Reducing the corporate income tax (CIT) rate is often framed as a surefire way for a country to fuel economic investment. However, some tax and transfer pricing experts are less certain of this correlation, which they say is significantly more complex than is typically portrayed in political debates and most media outlets.
Jeffrey Owens, a former OECD director and the current director of the WU Global Tax Policy Centre at Vienna University of Economics and Business, explains in a recent piece in TP Week, “the evidence is ambiguous: some high-tax countries are growing significantly and some low tax countries are not,” he tells TP Week. “It’s a much more complicated argument than what’s generally presented in the political debate.”
“Ultimately, companies will look at the bigger picture of all tax implications within a jurisdiction before deciding to invest. It is not just the corporate tax rate - payroll, property, VAT, etc. all come into play” explains Vertex Chief Tax Officer Bernadette Pinamont in the TP Week article.
Pinamont and Owens are just two of a number of executives, economists and academics cited in the article (subscription required; free trial available), which takes a thorough look at the impacts that can occur when a country lowers its CIT.
Copenhagen Business School Fellow Rasmus Christensen cautions that some OECD countries may respond to the lowering of the U.S. CIT by lowering their corporate tax rate to compete for foreign investment.
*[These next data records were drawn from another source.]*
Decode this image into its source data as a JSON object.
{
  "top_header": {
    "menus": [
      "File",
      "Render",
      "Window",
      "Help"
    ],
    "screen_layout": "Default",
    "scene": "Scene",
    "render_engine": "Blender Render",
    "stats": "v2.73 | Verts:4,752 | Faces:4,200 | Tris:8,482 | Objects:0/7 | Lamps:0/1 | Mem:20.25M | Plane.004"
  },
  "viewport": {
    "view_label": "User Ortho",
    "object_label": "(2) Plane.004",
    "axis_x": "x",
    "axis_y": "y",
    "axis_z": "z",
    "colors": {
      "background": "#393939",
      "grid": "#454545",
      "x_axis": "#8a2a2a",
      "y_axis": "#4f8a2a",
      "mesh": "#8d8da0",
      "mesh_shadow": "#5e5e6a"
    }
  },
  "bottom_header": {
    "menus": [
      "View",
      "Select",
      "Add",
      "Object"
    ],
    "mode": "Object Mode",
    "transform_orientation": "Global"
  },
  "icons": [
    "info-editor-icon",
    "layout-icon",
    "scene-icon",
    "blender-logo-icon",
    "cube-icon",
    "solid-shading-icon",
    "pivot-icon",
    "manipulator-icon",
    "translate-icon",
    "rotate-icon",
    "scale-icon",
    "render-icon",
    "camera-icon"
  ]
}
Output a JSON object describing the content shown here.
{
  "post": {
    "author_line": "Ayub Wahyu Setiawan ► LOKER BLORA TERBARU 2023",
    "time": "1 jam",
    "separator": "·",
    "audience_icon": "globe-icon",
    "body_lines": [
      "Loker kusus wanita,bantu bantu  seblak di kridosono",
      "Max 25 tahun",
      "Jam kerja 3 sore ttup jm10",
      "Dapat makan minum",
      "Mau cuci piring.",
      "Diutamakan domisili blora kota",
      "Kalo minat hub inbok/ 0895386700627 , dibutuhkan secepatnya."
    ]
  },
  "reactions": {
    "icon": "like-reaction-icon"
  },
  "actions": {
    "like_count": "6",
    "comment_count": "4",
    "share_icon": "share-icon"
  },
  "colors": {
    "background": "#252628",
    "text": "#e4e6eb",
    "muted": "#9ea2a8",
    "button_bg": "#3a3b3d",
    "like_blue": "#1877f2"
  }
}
Indeed, some countries, including China, already appear to be considering this type of response, according to The Wall Street Journal. “There is a question in my mind about how low a country can go with their corporate income tax rate and will they just offset this revenue loss with other new taxes or a broadening of their tax base?” Pinamont says.
Furthermore, “There are also other business factors that can drive investment in a country like proximity to customers or raw material suppliers, so again, the tax rate alone is not the sole answer to spur location in a jurisdiction,” Pinamont says in the article.
Fortunately, tax and transfer pricing experts like Christensen, Owens, Pinamont and others offer more nuanced insights about the global tax and trade impacts of CIT reductions and how businesses might respond to a lower CIT.
Please remember that the Tax Matters provides information for educational purposes, not specific tax or legal advice. Always consult a qualified tax or legal advisor before taking any action based on this information.